RAW DATA section start

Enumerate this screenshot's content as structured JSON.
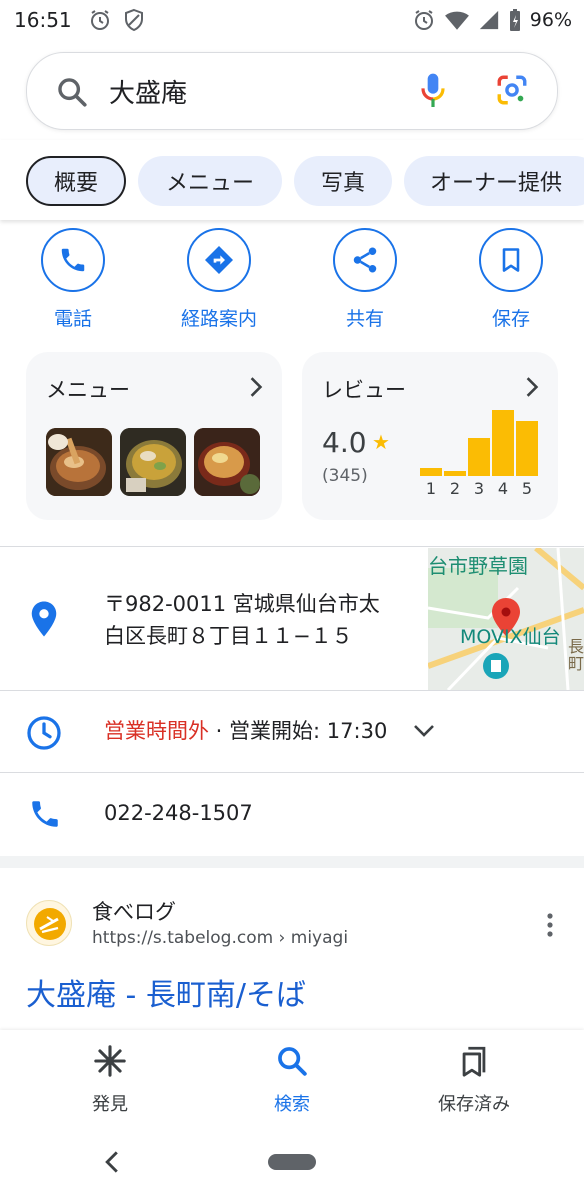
{
  "status_bar": {
    "time": "16:51",
    "battery": "96%"
  },
  "search": {
    "query": "大盛庵"
  },
  "tabs": [
    {
      "label": "概要",
      "active": true
    },
    {
      "label": "メニュー",
      "active": false
    },
    {
      "label": "写真",
      "active": false
    },
    {
      "label": "オーナー提供",
      "active": false
    }
  ],
  "actions": [
    {
      "label": "電話",
      "icon": "phone-icon"
    },
    {
      "label": "経路案内",
      "icon": "directions-icon"
    },
    {
      "label": "共有",
      "icon": "share-icon"
    },
    {
      "label": "保存",
      "icon": "bookmark-icon"
    }
  ],
  "menu_card": {
    "title": "メニュー"
  },
  "review_card": {
    "title": "レビュー",
    "rating": "4.0",
    "count": "(345)",
    "bars": [
      {
        "label": "1",
        "fraction": 0.12
      },
      {
        "label": "2",
        "fraction": 0.07
      },
      {
        "label": "3",
        "fraction": 0.58
      },
      {
        "label": "4",
        "fraction": 1.0
      },
      {
        "label": "5",
        "fraction": 0.83
      }
    ]
  },
  "address": {
    "line1": "〒982-0011 宮城県仙台市太",
    "line2": "白区長町８丁目１１−１５"
  },
  "map": {
    "label_top": "台市野草園",
    "label_movix": "MOVIX仙台",
    "label_side": "長町"
  },
  "hours": {
    "status": "営業時間外",
    "separator": " · ",
    "opens": "営業開始: 17:30"
  },
  "phone": {
    "number": "022-248-1507"
  },
  "result": {
    "site_name": "食べログ",
    "url": "https://s.tabelog.com › miyagi",
    "title": "大盛庵 - 長町南/そば"
  },
  "bottom_nav": [
    {
      "label": "発見",
      "icon": "discover-icon",
      "active": false
    },
    {
      "label": "検索",
      "icon": "search-icon",
      "active": true
    },
    {
      "label": "保存済み",
      "icon": "saved-icon",
      "active": false
    }
  ],
  "colors": {
    "accent": "#1a73e8",
    "rating": "#fbbc04",
    "closed": "#d93025",
    "chip_bg": "#e8eefc"
  }
}
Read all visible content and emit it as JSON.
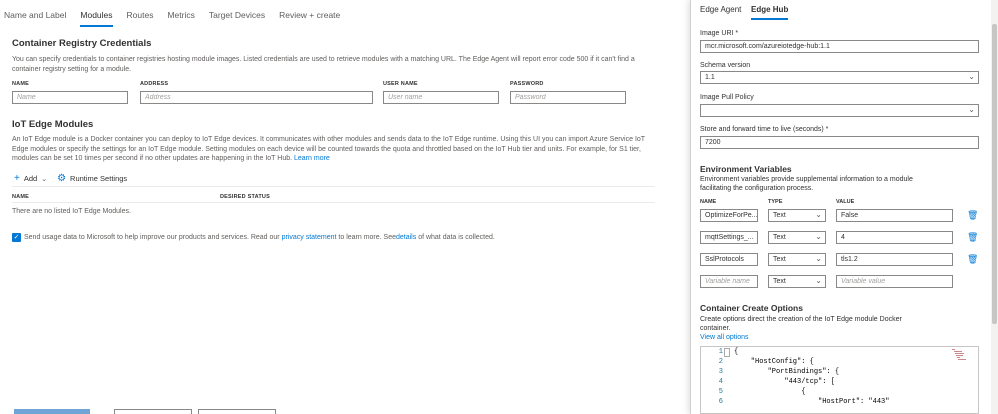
{
  "tabs": [
    "Name and Label",
    "Modules",
    "Routes",
    "Metrics",
    "Target Devices",
    "Review + create"
  ],
  "active_tab": "Modules",
  "registry": {
    "title": "Container Registry Credentials",
    "description": "You can specify credentials to container registries hosting module images. Listed credentials are used to retrieve modules with a matching URL. The Edge Agent will report error code 500 if it can't find a container registry setting for a module.",
    "columns": [
      "NAME",
      "ADDRESS",
      "USER NAME",
      "PASSWORD"
    ],
    "placeholders": [
      "Name",
      "Address",
      "User name",
      "Password"
    ]
  },
  "modules": {
    "title": "IoT Edge Modules",
    "description": "An IoT Edge module is a Docker container you can deploy to IoT Edge devices. It communicates with other modules and sends data to the IoT Edge runtime. Using this UI you can import Azure Service IoT Edge modules or specify the settings for an IoT Edge module. Setting modules on each device will be counted towards the quota and throttled based on the IoT Hub tier and units. For example, for S1 tier, modules can be set 10 times per second if no other updates are happening in the IoT Hub.",
    "learn_more": "Learn more",
    "add_label": "Add",
    "runtime_label": "Runtime Settings",
    "col_name": "NAME",
    "col_status": "DESIRED STATUS",
    "empty_text": "There are no listed IoT Edge Modules."
  },
  "telemetry": {
    "text_1": "Send usage data to Microsoft to help improve our products and services. Read our",
    "link_1": "privacy statement",
    "text_2": "to learn more. See",
    "link_2": "details",
    "text_3": "of what data is collected.",
    "checked": true
  },
  "panel": {
    "tabs": [
      "Edge Agent",
      "Edge Hub"
    ],
    "active_tab": "Edge Hub",
    "image_uri_label": "Image URI *",
    "image_uri": "mcr.microsoft.com/azureiotedge-hub:1.1",
    "schema_label": "Schema version",
    "schema_value": "1.1",
    "pull_policy_label": "Image Pull Policy",
    "pull_policy_value": "",
    "ttl_label": "Store and forward time to live (seconds) *",
    "ttl_value": "7200",
    "env_title": "Environment Variables",
    "env_desc": "Environment variables provide supplemental information to a module facilitating the configuration process.",
    "env_cols": [
      "NAME",
      "TYPE",
      "VALUE"
    ],
    "env_rows": [
      {
        "name": "OptimizeForPe...",
        "type": "Text",
        "value": "False"
      },
      {
        "name": "mqttSettings_...",
        "type": "Text",
        "value": "4"
      },
      {
        "name": "SslProtocols",
        "type": "Text",
        "value": "tls1.2"
      }
    ],
    "env_placeholder_name": "Variable name",
    "env_placeholder_type": "Text",
    "env_placeholder_value": "Variable value",
    "cco_title": "Container Create Options",
    "cco_desc": "Create options direct the creation of the IoT Edge module Docker container.",
    "cco_link": "View all options",
    "code_lines": [
      {
        "n": "1",
        "text": "{"
      },
      {
        "n": "2",
        "text": "    \"HostConfig\": {"
      },
      {
        "n": "3",
        "text": "        \"PortBindings\": {"
      },
      {
        "n": "4",
        "text": "            \"443/tcp\": ["
      },
      {
        "n": "5",
        "text": "                {"
      },
      {
        "n": "6",
        "text": "                    \"HostPort\": \"443\""
      }
    ]
  },
  "colors": {
    "accent": "#0078d4",
    "text": "#323130",
    "muted": "#605e5c",
    "border": "#8a8886"
  }
}
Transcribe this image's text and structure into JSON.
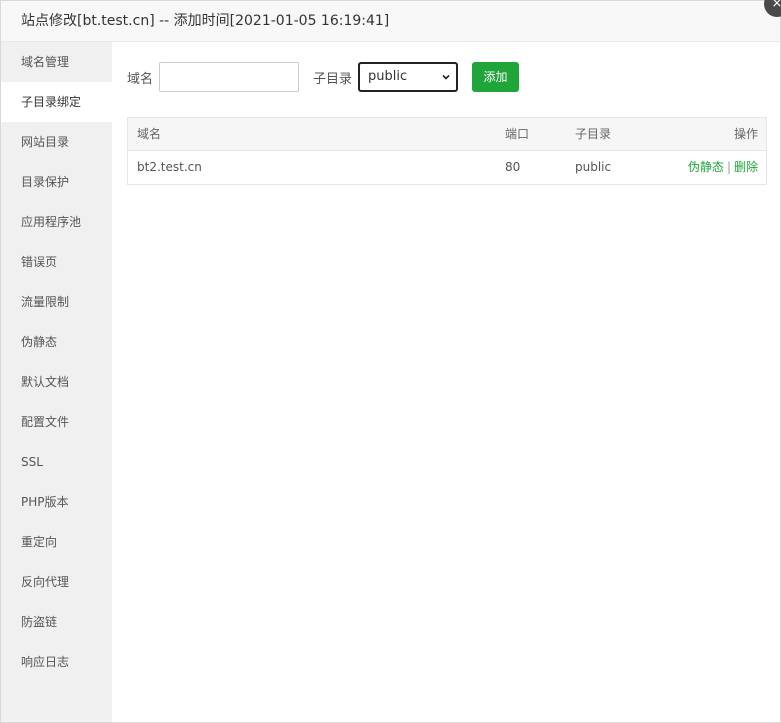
{
  "dialog": {
    "title": "站点修改[bt.test.cn] -- 添加时间[2021-01-05 16:19:41]",
    "close_glyph": "×"
  },
  "sidebar": {
    "items": [
      {
        "label": "域名管理",
        "active": false
      },
      {
        "label": "子目录绑定",
        "active": true
      },
      {
        "label": "网站目录",
        "active": false
      },
      {
        "label": "目录保护",
        "active": false
      },
      {
        "label": "应用程序池",
        "active": false
      },
      {
        "label": "错误页",
        "active": false
      },
      {
        "label": "流量限制",
        "active": false
      },
      {
        "label": "伪静态",
        "active": false
      },
      {
        "label": "默认文档",
        "active": false
      },
      {
        "label": "配置文件",
        "active": false
      },
      {
        "label": "SSL",
        "active": false
      },
      {
        "label": "PHP版本",
        "active": false
      },
      {
        "label": "重定向",
        "active": false
      },
      {
        "label": "反向代理",
        "active": false
      },
      {
        "label": "防盗链",
        "active": false
      },
      {
        "label": "响应日志",
        "active": false
      }
    ]
  },
  "form": {
    "domain_label": "域名",
    "domain_value": "",
    "subdir_label": "子目录",
    "subdir_selected": "public",
    "add_label": "添加"
  },
  "table": {
    "headers": {
      "domain": "域名",
      "port": "端口",
      "subdir": "子目录",
      "ops": "操作"
    },
    "rows": [
      {
        "domain": "bt2.test.cn",
        "port": "80",
        "subdir": "public",
        "op_rewrite": "伪静态",
        "op_sep": "|",
        "op_delete": "删除"
      }
    ]
  },
  "colors": {
    "accent": "#20a53a",
    "sidebar_bg": "#f0f0f0"
  }
}
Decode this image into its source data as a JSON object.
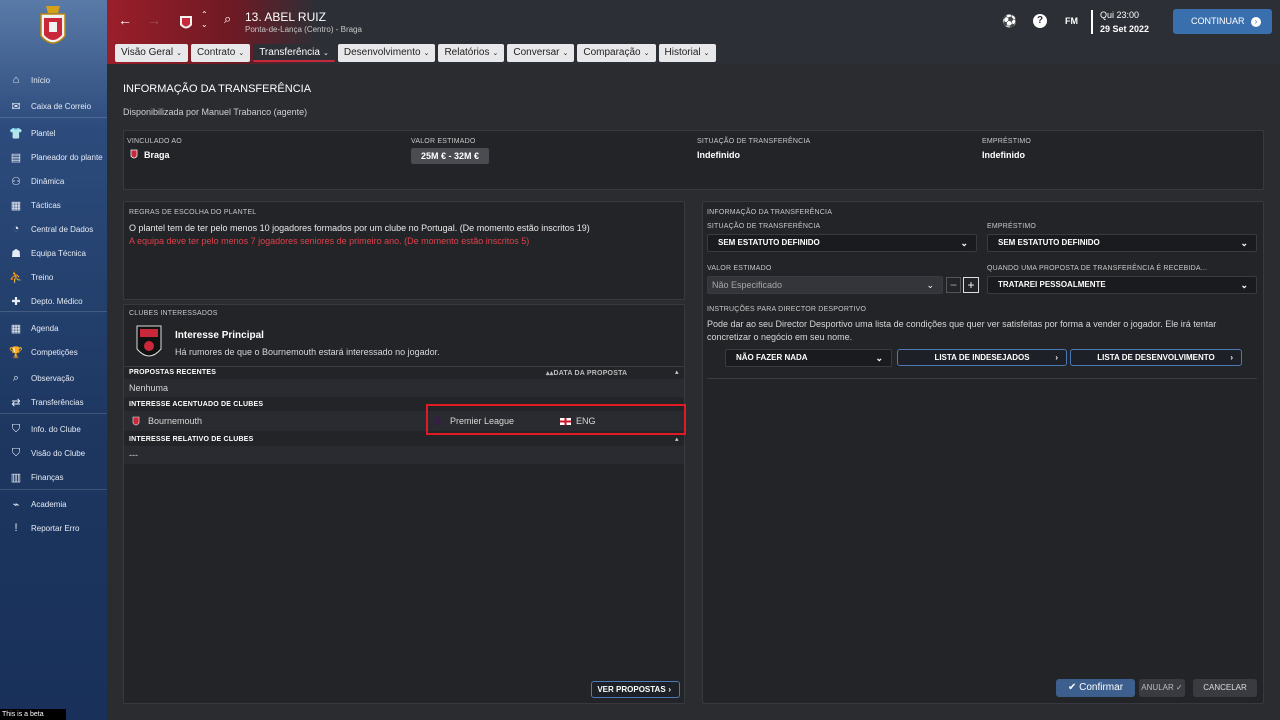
{
  "sidebar": {
    "items": [
      {
        "label": "Início",
        "icon": "home-icon",
        "glyph": "⌂"
      },
      {
        "label": "Caixa de Correio",
        "icon": "inbox-icon",
        "glyph": "✉"
      },
      {
        "label": "Plantel",
        "icon": "shirt-icon",
        "glyph": "👕"
      },
      {
        "label": "Planeador do plantel",
        "icon": "planner-icon",
        "glyph": "▤"
      },
      {
        "label": "Dinâmica",
        "icon": "dynamics-icon",
        "glyph": "⚇"
      },
      {
        "label": "Tácticas",
        "icon": "tactics-icon",
        "glyph": "▦"
      },
      {
        "label": "Central de Dados",
        "icon": "data-hub-icon",
        "glyph": "◔"
      },
      {
        "label": "Equipa Técnica",
        "icon": "staff-icon",
        "glyph": "☗"
      },
      {
        "label": "Treino",
        "icon": "training-icon",
        "glyph": "⛹"
      },
      {
        "label": "Depto. Médico",
        "icon": "medical-icon",
        "glyph": "✚"
      },
      {
        "label": "Agenda",
        "icon": "calendar-icon",
        "glyph": "▦"
      },
      {
        "label": "Competições",
        "icon": "trophy-icon",
        "glyph": "🏆"
      },
      {
        "label": "Observação",
        "icon": "scouting-icon",
        "glyph": "⌕"
      },
      {
        "label": "Transferências",
        "icon": "transfers-icon",
        "glyph": "⇄"
      },
      {
        "label": "Info. do Clube",
        "icon": "club-info-icon",
        "glyph": "⛉"
      },
      {
        "label": "Visão do Clube",
        "icon": "club-vision-icon",
        "glyph": "⛉"
      },
      {
        "label": "Finanças",
        "icon": "finances-icon",
        "glyph": "▥"
      },
      {
        "label": "Academia",
        "icon": "academy-icon",
        "glyph": "⌁"
      },
      {
        "label": "Reportar Erro",
        "icon": "report-bug-icon",
        "glyph": "!"
      }
    ],
    "beta_label": "This is a beta version"
  },
  "header": {
    "player_name": "13. ABEL RUIZ",
    "player_subtitle": "Ponta-de-Lança (Centro) - Braga",
    "tabs": [
      {
        "label": "Visão Geral"
      },
      {
        "label": "Contrato"
      },
      {
        "label": "Transferência",
        "active": true
      },
      {
        "label": "Desenvolvimento"
      },
      {
        "label": "Relatórios"
      },
      {
        "label": "Conversar"
      },
      {
        "label": "Comparação"
      },
      {
        "label": "Historial"
      }
    ],
    "fm_label": "FM",
    "date_line1": "Qui 23:00",
    "date_line2": "29 Set 2022",
    "continue_label": "CONTINUAR",
    "accent_color": "#3a6fae",
    "brand_color": "#9a1e2a"
  },
  "main": {
    "title": "INFORMAÇÃO DA TRANSFERÊNCIA",
    "subtitle": "Disponibilizada por Manuel Trabanco (agente)",
    "summary": {
      "contracted_caption": "VINCULADO AO",
      "contracted_value": "Braga",
      "estimated_caption": "VALOR ESTIMADO",
      "estimated_value": "25M € - 32M €",
      "transfer_status_caption": "SITUAÇÃO DE TRANSFERÊNCIA",
      "transfer_status_value": "Indefinido",
      "loan_caption": "EMPRÉSTIMO",
      "loan_value": "Indefinido"
    },
    "rules": {
      "caption": "REGRAS DE ESCOLHA DO PLANTEL",
      "line1": "O plantel tem de ter pelo menos 10 jogadores formados por um clube no Portugal. (De momento estão inscritos 19)",
      "line2": "A equipa deve ter pelo menos 7 jogadores seniores de primeiro ano. (De momento estão inscritos 5)"
    },
    "interested": {
      "caption": "CLUBES INTERESSADOS",
      "main_title": "Interesse Principal",
      "main_text": "Há rumores de que o Bournemouth estará interessado no jogador.",
      "recent_caption": "PROPOSTAS RECENTES",
      "date_caption": "DATA DA PROPOSTA",
      "recent_value": "Nenhuma",
      "strong_caption": "INTERESSE ACENTUADO DE CLUBES",
      "strong_club": "Bournemouth",
      "strong_league": "Premier League",
      "strong_nation": "ENG",
      "relative_caption": "INTERESSE RELATIVO DE CLUBES",
      "relative_value": "---",
      "view_offers": "VER PROPOSTAS"
    },
    "info": {
      "caption": "INFORMAÇÃO DA TRANSFERÊNCIA",
      "status_caption": "SITUAÇÃO DE TRANSFERÊNCIA",
      "status_value": "SEM ESTATUTO DEFINIDO",
      "loan_caption": "EMPRÉSTIMO",
      "loan_value": "SEM ESTATUTO DEFINIDO",
      "estimated_caption": "VALOR ESTIMADO",
      "estimated_placeholder": "Não Especificado",
      "offer_caption": "QUANDO UMA PROPOSTA DE TRANSFERÊNCIA É RECEBIDA...",
      "offer_value": "TRATAREI PESSOALMENTE",
      "director_caption": "INSTRUÇÕES PARA DIRECTOR DESPORTIVO",
      "director_text": "Pode dar ao seu Director Desportivo uma lista de condições que quer ver satisfeitas por forma a vender o jogador. Ele irá tentar concretizar o negócio em seu nome.",
      "action_value": "NÃO FAZER NADA",
      "unwanted_label": "LISTA DE INDESEJADOS",
      "development_label": "LISTA DE DESENVOLVIMENTO",
      "confirm_label": "Confirmar",
      "undo_label": "ANULAR",
      "cancel_label": "CANCELAR"
    }
  }
}
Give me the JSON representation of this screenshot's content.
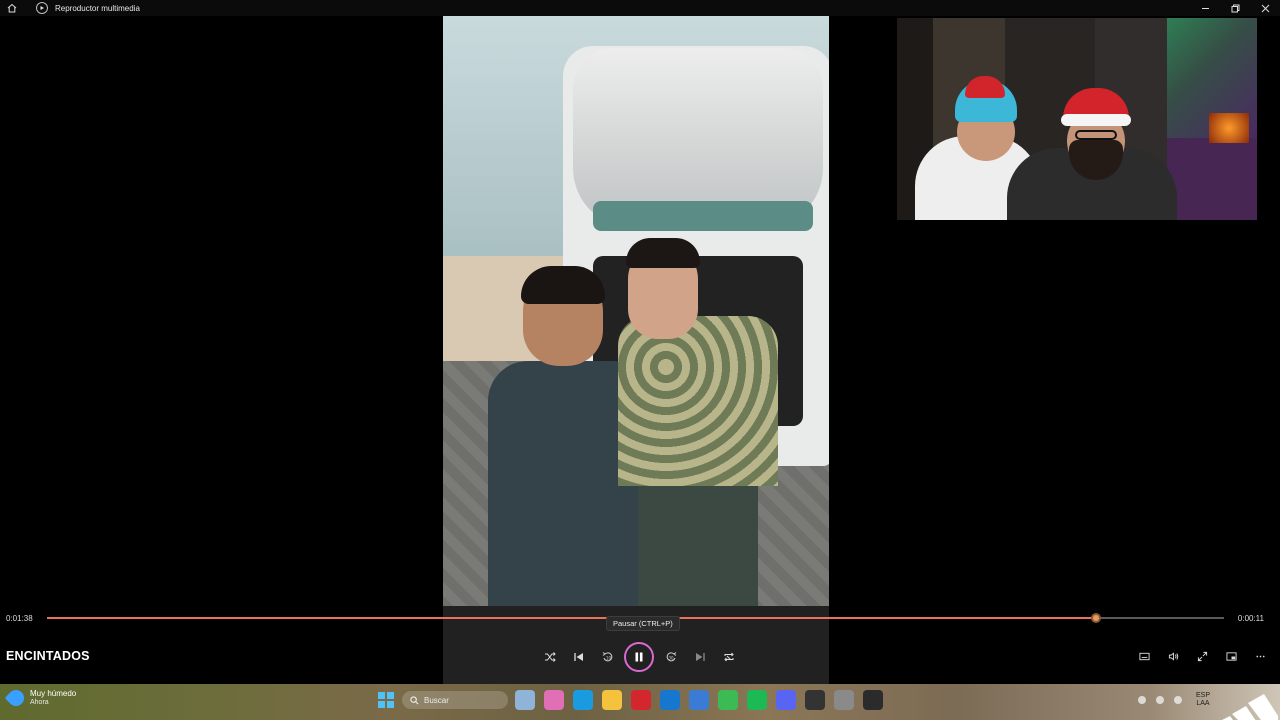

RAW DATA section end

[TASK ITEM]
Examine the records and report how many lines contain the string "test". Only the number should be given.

[OUTPUT OF THE TASK]
2